Monday, 21 March 2016

Baby monkeys grow faster to avoid being killed by adult males

Date: March 17, 2016
Source: University of Toronto

Natural selection has shaped the ways in which babies grow in different species, including the rate or speed with which they develop.

A new study by Canadian researchers suggests that some baby monkeys develop faster than others in the same population, and that this is best explained by the threat of infanticide they face.

The study, led by Iulia Bădescu, a PhD candidate in evolutionary anthropology at the University of Toronto (U of T), and Professor Pascale Sicotte of the Department of Anthropology and Archaeology at the University of Calgary (U of C), looked at infant development in wild ursine colobus monkeys. The study is published in the April 2016 issue ofAnimal Behaviour, and available online today.

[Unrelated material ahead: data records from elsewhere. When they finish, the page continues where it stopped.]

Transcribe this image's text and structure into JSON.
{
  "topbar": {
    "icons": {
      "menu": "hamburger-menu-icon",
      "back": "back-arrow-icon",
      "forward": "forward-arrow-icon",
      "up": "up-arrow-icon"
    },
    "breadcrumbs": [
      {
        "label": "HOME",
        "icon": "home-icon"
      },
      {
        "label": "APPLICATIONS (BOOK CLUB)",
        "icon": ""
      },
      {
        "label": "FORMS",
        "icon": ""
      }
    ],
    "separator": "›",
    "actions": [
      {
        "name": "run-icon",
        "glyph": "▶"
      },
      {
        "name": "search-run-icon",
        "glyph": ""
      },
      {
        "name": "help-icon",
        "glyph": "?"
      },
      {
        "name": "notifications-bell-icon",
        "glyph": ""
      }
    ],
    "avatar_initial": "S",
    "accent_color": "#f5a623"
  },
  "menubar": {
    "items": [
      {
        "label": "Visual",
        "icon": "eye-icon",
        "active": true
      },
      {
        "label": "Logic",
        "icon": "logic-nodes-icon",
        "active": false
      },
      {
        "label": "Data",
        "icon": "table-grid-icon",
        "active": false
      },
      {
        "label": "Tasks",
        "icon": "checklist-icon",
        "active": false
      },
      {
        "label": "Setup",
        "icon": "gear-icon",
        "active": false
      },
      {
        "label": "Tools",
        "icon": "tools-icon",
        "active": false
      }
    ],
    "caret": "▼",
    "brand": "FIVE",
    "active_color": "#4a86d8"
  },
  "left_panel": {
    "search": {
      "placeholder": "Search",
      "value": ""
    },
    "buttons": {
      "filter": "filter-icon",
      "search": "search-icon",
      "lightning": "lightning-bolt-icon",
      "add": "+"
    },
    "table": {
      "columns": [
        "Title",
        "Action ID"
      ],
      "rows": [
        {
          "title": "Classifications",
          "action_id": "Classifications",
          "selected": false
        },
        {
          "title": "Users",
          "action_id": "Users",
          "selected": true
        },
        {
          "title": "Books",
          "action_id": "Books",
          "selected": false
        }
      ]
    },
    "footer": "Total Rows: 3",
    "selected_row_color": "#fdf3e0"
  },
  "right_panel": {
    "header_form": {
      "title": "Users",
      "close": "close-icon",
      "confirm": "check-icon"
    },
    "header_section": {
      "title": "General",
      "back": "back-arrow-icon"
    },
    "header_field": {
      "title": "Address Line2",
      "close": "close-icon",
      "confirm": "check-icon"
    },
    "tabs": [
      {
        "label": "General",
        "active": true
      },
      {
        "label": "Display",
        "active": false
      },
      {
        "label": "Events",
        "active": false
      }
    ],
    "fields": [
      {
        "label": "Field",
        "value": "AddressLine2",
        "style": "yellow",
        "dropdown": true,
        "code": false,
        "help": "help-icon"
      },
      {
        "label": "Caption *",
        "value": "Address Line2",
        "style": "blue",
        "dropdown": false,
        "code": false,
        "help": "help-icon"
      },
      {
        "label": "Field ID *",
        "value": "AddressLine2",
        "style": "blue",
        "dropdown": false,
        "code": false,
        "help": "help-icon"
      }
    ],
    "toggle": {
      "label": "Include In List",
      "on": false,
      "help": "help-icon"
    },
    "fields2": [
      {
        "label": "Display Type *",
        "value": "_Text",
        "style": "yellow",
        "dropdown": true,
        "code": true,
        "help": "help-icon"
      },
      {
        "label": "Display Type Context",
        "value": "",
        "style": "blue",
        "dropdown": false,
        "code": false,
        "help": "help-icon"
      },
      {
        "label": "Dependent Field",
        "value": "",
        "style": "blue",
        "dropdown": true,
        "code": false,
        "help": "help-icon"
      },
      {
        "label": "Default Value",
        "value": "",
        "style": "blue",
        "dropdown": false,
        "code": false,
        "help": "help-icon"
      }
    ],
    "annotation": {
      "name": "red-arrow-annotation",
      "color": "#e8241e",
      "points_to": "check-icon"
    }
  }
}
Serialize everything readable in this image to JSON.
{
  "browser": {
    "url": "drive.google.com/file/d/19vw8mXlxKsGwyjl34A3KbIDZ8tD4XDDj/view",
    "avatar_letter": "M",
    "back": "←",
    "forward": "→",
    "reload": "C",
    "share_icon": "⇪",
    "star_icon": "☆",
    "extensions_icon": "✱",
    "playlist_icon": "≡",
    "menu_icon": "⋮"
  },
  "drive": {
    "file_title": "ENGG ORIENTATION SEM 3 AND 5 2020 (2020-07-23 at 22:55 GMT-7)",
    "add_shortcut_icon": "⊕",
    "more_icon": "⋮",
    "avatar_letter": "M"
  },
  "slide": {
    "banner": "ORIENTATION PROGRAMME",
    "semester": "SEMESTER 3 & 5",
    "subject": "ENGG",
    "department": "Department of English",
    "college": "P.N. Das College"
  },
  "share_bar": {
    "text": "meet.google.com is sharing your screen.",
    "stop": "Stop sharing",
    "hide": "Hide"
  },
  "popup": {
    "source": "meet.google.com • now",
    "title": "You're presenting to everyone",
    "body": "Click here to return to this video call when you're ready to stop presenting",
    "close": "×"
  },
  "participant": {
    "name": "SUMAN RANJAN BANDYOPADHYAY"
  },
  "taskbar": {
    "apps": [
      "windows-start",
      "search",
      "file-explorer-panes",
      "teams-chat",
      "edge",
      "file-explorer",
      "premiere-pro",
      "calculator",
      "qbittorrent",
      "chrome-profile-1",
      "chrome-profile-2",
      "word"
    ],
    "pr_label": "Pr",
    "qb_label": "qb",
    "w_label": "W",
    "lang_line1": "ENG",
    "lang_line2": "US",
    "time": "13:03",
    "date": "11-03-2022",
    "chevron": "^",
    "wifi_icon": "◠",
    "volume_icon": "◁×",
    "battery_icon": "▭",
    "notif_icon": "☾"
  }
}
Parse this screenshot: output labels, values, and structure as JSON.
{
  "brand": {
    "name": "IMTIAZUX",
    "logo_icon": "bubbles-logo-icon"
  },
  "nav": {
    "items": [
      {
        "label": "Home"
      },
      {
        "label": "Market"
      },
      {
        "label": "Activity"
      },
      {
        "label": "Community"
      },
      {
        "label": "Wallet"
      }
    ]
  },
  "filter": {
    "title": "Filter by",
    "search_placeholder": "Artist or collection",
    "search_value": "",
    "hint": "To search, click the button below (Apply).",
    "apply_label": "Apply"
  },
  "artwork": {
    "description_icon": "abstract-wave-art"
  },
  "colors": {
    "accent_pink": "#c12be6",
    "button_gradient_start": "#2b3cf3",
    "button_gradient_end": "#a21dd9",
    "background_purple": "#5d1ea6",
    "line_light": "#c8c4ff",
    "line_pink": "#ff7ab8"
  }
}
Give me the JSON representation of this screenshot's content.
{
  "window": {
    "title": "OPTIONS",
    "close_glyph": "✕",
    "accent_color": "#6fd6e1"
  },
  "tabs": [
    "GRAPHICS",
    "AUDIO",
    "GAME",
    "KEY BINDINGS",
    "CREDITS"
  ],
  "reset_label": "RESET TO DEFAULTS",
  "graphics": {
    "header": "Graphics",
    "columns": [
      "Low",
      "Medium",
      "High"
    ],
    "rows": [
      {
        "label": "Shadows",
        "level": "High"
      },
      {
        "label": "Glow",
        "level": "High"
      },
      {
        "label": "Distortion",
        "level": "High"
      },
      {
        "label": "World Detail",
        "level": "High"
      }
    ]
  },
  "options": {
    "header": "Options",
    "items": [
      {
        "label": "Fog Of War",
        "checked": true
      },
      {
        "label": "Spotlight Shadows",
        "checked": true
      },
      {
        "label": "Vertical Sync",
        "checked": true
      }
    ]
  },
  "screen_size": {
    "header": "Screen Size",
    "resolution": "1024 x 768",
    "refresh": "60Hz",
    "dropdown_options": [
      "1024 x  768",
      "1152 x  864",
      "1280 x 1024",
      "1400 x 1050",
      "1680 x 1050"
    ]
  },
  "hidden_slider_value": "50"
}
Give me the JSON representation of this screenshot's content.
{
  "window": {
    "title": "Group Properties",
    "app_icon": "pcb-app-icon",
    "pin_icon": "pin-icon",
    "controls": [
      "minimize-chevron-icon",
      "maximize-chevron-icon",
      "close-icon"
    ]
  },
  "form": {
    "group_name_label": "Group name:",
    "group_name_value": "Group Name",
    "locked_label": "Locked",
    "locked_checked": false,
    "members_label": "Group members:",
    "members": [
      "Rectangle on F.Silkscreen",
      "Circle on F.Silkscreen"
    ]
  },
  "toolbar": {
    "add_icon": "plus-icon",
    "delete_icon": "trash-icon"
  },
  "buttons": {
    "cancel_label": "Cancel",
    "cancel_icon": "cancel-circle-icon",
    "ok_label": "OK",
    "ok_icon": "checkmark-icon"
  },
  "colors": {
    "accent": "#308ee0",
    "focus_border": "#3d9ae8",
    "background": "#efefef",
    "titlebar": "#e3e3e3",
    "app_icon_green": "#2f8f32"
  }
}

"Infanticide occurs in many animals, including carnivores like lions and bears, rodents like mice, and in primates," said Bădescu. "Typically, an adult male kills an infant sired by another male so that he can mate with the mother and sire his own infants with her."

Black-and-white colobus includes several species of medium-sized monkeys found throughout equatorial Africa. They have black bodies with white hair that sometimes forms a bushy white beard and sideburns, or can extend down the back like a 'cape' and down the tail. They are distinguished from many other monkeys by their lack of an opposable thumb and their cow-like stomachs that allow them to digest the fibrous leaves they eat.

No comments:

Post a Comment

You only need to enter your comment once! Comments will appear once they have been moderated. This is so as to stop the would-be comedian who has been spamming the comments here with inane and often offensive remarks. You know who you are!

Related Posts with Thumbnails